Whether you have a strong religious tradition or not, Christmas should be about sharing and showing others you care. But this is difficult to teach small children in a world where everything seems based on what you have, not what you do. How can you help your children remember the true meaning of Christmas?
This time of year, it is very difficult to keep kids from getting the wrong message about the holidays. With all the crazy sales, stores offering a million discounts earlier and earlier, and television commercials advertising the many possessions every child should have, it’s almost impossible to keep plain old unfettered materialism from taking over the holiday.
Try some of these simple tips to make Christmas a holiday kids will remember.
- Let the children help you buy presents for their young relatives or friends. You don’t have to buy expensive gifts. Go to the dollar store and buy bubbles or packages of crayons.
- Have your kids wrap the gifts. Wrapping gifts for other people gives them a chance to be creative while keeping in mind that they’re not the only ones who will get gifts.

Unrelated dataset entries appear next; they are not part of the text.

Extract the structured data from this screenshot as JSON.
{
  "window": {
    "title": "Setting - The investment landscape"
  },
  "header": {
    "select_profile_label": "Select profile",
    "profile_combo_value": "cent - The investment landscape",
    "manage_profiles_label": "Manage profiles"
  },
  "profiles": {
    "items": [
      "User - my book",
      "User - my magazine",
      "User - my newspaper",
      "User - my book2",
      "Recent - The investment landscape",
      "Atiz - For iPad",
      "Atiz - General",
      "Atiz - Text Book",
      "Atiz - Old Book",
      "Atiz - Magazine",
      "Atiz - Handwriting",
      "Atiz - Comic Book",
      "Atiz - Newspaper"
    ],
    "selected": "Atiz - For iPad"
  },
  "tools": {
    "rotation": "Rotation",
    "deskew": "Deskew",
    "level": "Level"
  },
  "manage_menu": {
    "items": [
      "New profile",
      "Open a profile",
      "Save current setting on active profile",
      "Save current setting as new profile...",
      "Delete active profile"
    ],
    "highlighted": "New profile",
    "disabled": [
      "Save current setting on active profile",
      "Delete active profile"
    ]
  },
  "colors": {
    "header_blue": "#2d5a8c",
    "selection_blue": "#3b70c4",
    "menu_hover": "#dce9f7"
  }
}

- Let them make their own wrapping paper. A roll of white or brown paper, a set of watercolor paints, and you’re set. If you want to get really creative, let them use rolls of ribbon to put around the presents. You won’t believe the bows they’ll come up with.
- Don’t criticize their efforts. Everything doesn’t have to be perfect.
- Let kids donate to various charities. If you’re buying a present for Toys for Tots or some other worthwhile organization, let them literally put the toy in the box.
- If you donate to the Salvation Army, let the kids put the coins in the kettle. This is a good opportunity to explain to them that not everyone has the same opportunities as they do, and remind them that it’s always nice to give whenever they can.
- Let them help decorate the tree. Put the breakable or treasured ornaments up high, and the unbreakable, expendable decorations, such as bows or plastic ornaments, down low. That way you won’t have to worry about accidents to your treasured keepsakes. Or, if you have small children, lower your stress level and keep the valuables in storage until they’re older.
- Let kids help with the holiday meal. Maybe you don’t have time to make homemade holiday cookies, but you can let the kids take those store-bought cookies and lay them out on a decorative plate. Have them put out cheese slices and crackers on a tray, and leave the organization to their own devices. Resist the urge to correct or organize better. The kids will feel like they’ve contributed an integral part to the celebration.
- · When you gather with family, don’t use this opportunity to rehash old grudges. Someday, your kids will look back on these gatherings as important and precious memories. Don’t ruin it by bringing up the time Grandma forgot to give you a gift or Aunt Betty bought you a shirt that was too small.
Remember, as so many have said, it’s not what’s under the tree that counts – it’s the people around it. Change the focus of your Christmas from one of receiving to one of giving, and you will set an example for your children that will last a lifetime.